« previous 1 3 4 5 6 7 8 9 99 100 next »
  • Gloriana
  • The Well of the Unicorn
  • The Malacia Tapestry
  • The High Place
  • The Broken Sword
  • A Voyage to Arcturus
  • The Eyes of the Overworld (The Dying Earth, #2)
  • The Sound of His Horn
  • The Unlimited Dream Company: A Novel
  • Fata Morgana
  • Sweet Dreams
  • Daemonomania (The Aegypt Cycle, #3)
  • A Storm of Wings
  • Fourth Mansions
  • The Digging Leviathan
  • The Worm Ouroboros
  • The Charwoman's Shadow
  • Lud-in-the-Mist
Mervyn Laurence Peake was an English modernist writer, artist, poet and illustrator. He is best known for what are usually referred to as the Gormenghast books, though the Titus books would be more accurate: the three works that exist were the beginning of what Peake conceived as a lengthy cycle, following his protagonist Titus Groan from cradle to grave, but Peake's untimely death prevented compl ...more
More about Mervyn Peake...

Other Books in the Series

Gormenghast (5 books)
  • Titus Groan (Gormenghast, #1)
  • Gormenghast (Gormenghast, #2)
  • Boy in Darkness
  • Titus Awakes: The Lost Book of Gormenghast (Gormenghast, #4)
Titus Groan (Gormenghast, #1) Gormenghast (Gormenghast, #2) The Gormenghast Novels (Gormenghast, #1-3) Mr Pye Boy in Darkness and Other Stories

Share This Book
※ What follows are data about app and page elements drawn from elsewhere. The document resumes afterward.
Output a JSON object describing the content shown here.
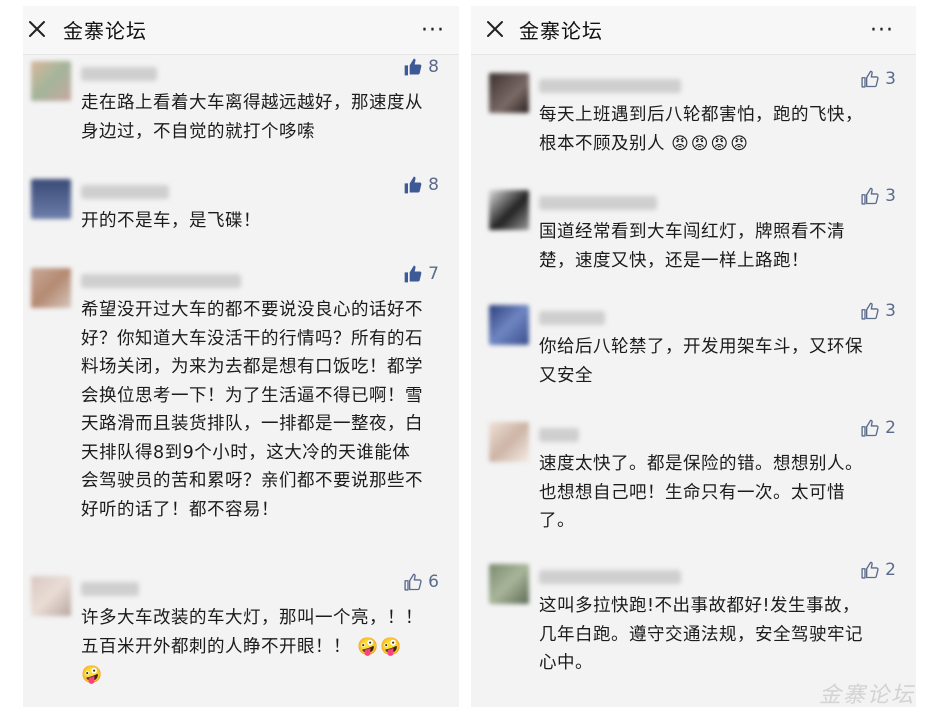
{
  "left_panel": {
    "title": "金寨论坛",
    "more": "···",
    "comments": [
      {
        "likes": "8",
        "text": "走在路上看着大车离得越远越好，那速度从身边过，不自觉的就打个哆嗦"
      },
      {
        "likes": "8",
        "text": "开的不是车，是飞碟！"
      },
      {
        "likes": "7",
        "text": "希望没开过大车的都不要说没良心的话好不好？你知道大车没活干的行情吗？所有的石料场关闭，为来为去都是想有口饭吃！都学会换位思考一下！为了生活逼不得已啊！雪天路滑而且装货排队，一排都是一整夜，白天排队得8到9个小时，这大冷的天谁能体会驾驶员的苦和累呀？亲们都不要说那些不好听的话了！都不容易！"
      },
      {
        "likes": "6",
        "text": "许多大车改装的车大灯，那叫一个亮，！！五百米开外都刺的人睁不开眼！！",
        "emoji": "🤪🤪🤪"
      }
    ]
  },
  "right_panel": {
    "title": "金寨论坛",
    "more": "···",
    "comments": [
      {
        "likes": "3",
        "text": "每天上班遇到后八轮都害怕，跑的飞快，根本不顾及别人",
        "emoji": "😡😡😡😡"
      },
      {
        "likes": "3",
        "text": "国道经常看到大车闯红灯，牌照看不清楚，速度又快，还是一样上路跑！"
      },
      {
        "likes": "3",
        "text": "你给后八轮禁了，开发用架车斗，又环保又安全"
      },
      {
        "likes": "2",
        "text": "速度太快了。都是保险的错。想想别人。也想想自己吧！生命只有一次。太可惜了。"
      },
      {
        "likes": "2",
        "text": "这叫多拉快跑!不出事故都好!发生事故，几年白跑。遵守交通法规，安全驾驶牢记心中。"
      }
    ]
  },
  "watermark": "金寨论坛",
  "icons": {
    "close": "close-icon",
    "more": "more-icon",
    "like": "thumbs-up-icon"
  },
  "colors": {
    "like_active": "#3e5a96",
    "like_outline": "#5a6b8c",
    "panel_bg": "#f3f3f3"
  }
}
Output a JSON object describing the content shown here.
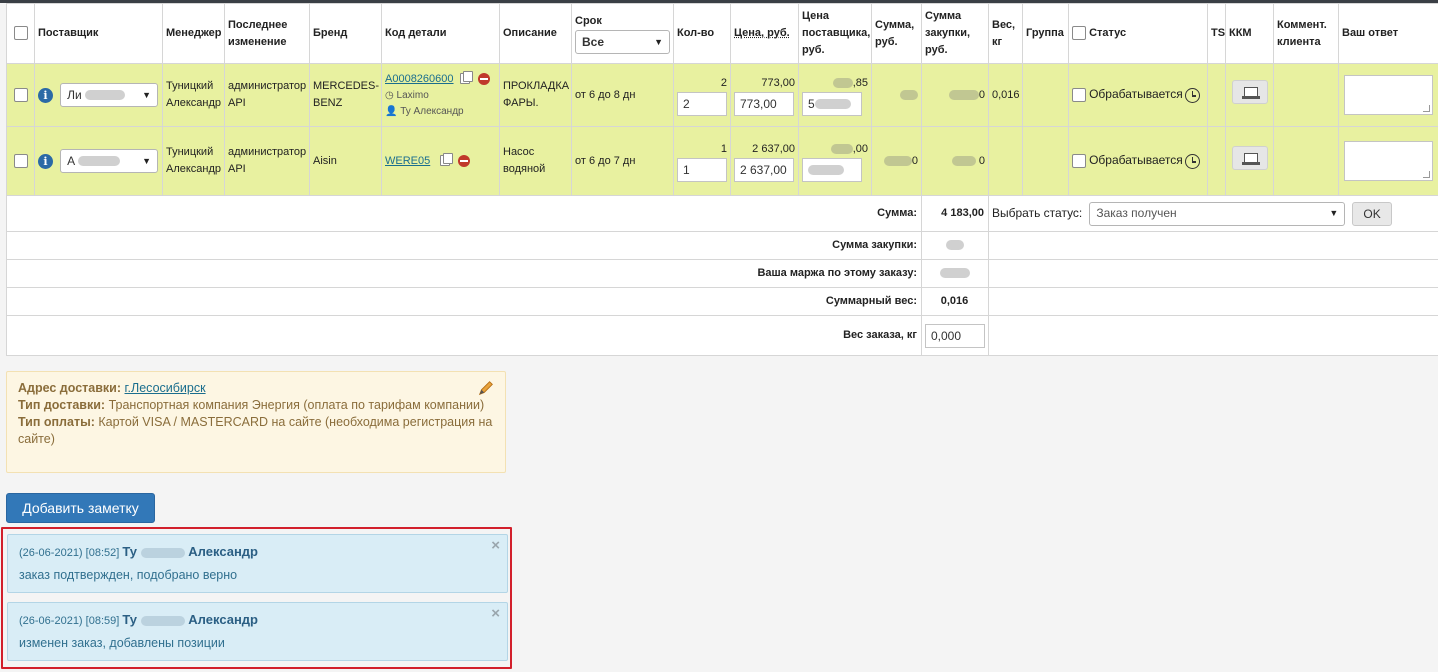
{
  "header": {
    "supplier": "Поставщик",
    "manager": "Менеджер",
    "last_change": "Последнее изменение",
    "brand": "Бренд",
    "part_code": "Код детали",
    "description": "Описание",
    "term": "Срок",
    "term_filter": "Все",
    "qty": "Кол-во",
    "price": "Цена, руб.",
    "supplier_price": "Цена поставщика, руб.",
    "sum": "Сумма, руб.",
    "purchase_sum": "Сумма закупки, руб.",
    "weight": "Вес, кг",
    "group": "Группа",
    "status": "Статус",
    "ts": "TS",
    "kkm": "ККМ",
    "client_comment": "Коммент. клиента",
    "your_answer": "Ваш ответ"
  },
  "rows": [
    {
      "supplier": "Ли",
      "manager": "Туницкий Александр",
      "last_change": "администратор API",
      "brand": "MERCEDES-BENZ",
      "code": "A0008260600",
      "source": "Laximo",
      "person": "Ту Александр",
      "description": "ПРОКЛАДКА ФАРЫ.",
      "term": "от 6 до 8 дн",
      "qty_label": "2",
      "qty_value": "2",
      "price_label": "773,00",
      "price_value": "773,00",
      "supplier_price": ",85",
      "supplier_price_input": "5",
      "sum": "",
      "purchase_sum": "0",
      "weight": "0,016",
      "status": "Обрабатывается"
    },
    {
      "supplier": "А",
      "manager": "Туницкий Александр",
      "last_change": "администратор API",
      "brand": "Aisin",
      "code": "WERE05",
      "description": "Насос водяной",
      "term": "от 6 до 7 дн",
      "qty_label": "1",
      "qty_value": "1",
      "price_label": "2 637,00",
      "price_value": "2 637,00",
      "supplier_price": ",00",
      "supplier_price_input": "",
      "sum": "0",
      "purchase_sum": "0",
      "weight": "",
      "status": "Обрабатывается"
    }
  ],
  "summary": {
    "sum_label": "Сумма:",
    "sum_value": "4 183,00",
    "choose_status_label": "Выбрать статус:",
    "choose_status_value": "Заказ получен",
    "ok_label": "OK",
    "purchase_label": "Сумма закупки:",
    "margin_label": "Ваша маржа по этому заказу:",
    "total_weight_label": "Суммарный вес:",
    "total_weight_value": "0,016",
    "order_weight_label": "Вес заказа, кг",
    "order_weight_value": "0,000"
  },
  "delivery": {
    "address_label": "Адрес доставки:",
    "address_value": "г.Лесосибирск",
    "type_label": "Тип доставки:",
    "type_value": "Транспортная компания Энергия (оплата по тарифам компании)",
    "payment_label": "Тип оплаты:",
    "payment_value": "Картой VISA / MASTERCARD на сайте (необходима регистрация на сайте)"
  },
  "add_note_label": "Добавить заметку",
  "notes": [
    {
      "stamp": "(26-06-2021) [08:52]",
      "author_first": "Ту",
      "author_last": "Александр",
      "text": "заказ подтвержден, подобрано верно",
      "close": "×"
    },
    {
      "stamp": "(26-06-2021) [08:59]",
      "author_first": "Ту",
      "author_last": "Александр",
      "text": "изменен заказ, добавлены позиции",
      "close": "×"
    }
  ],
  "colors": {
    "row_bg": "#e8f1a0",
    "primary_button": "#3278b8",
    "notes_frame": "#d21f2b",
    "note_bg": "#d9edf6",
    "delivery_bg": "#fdf6e3"
  }
}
“But there were also times when she cried out in the darkness biting her lips - cried out against the substance of her age: for it was now that she should be young; now above all other times, with the wisdom in her, the wisdom that was frittered away in her 'teens', set aside in her twenties, now, lying there, palpable and with forty summers gone. She clenched her hands together. What good was wisdom; what good was anything when the fawn is fled from the grove?” 6 likes
“The sun sank with a sob and darkness waded in from all horizons so that the sky contracted and there was no more light left in the world, when, at this very moment of annihilation, the moon, as though she had been waiting for her cue, sailed up the night.” 4 likes
More quotes…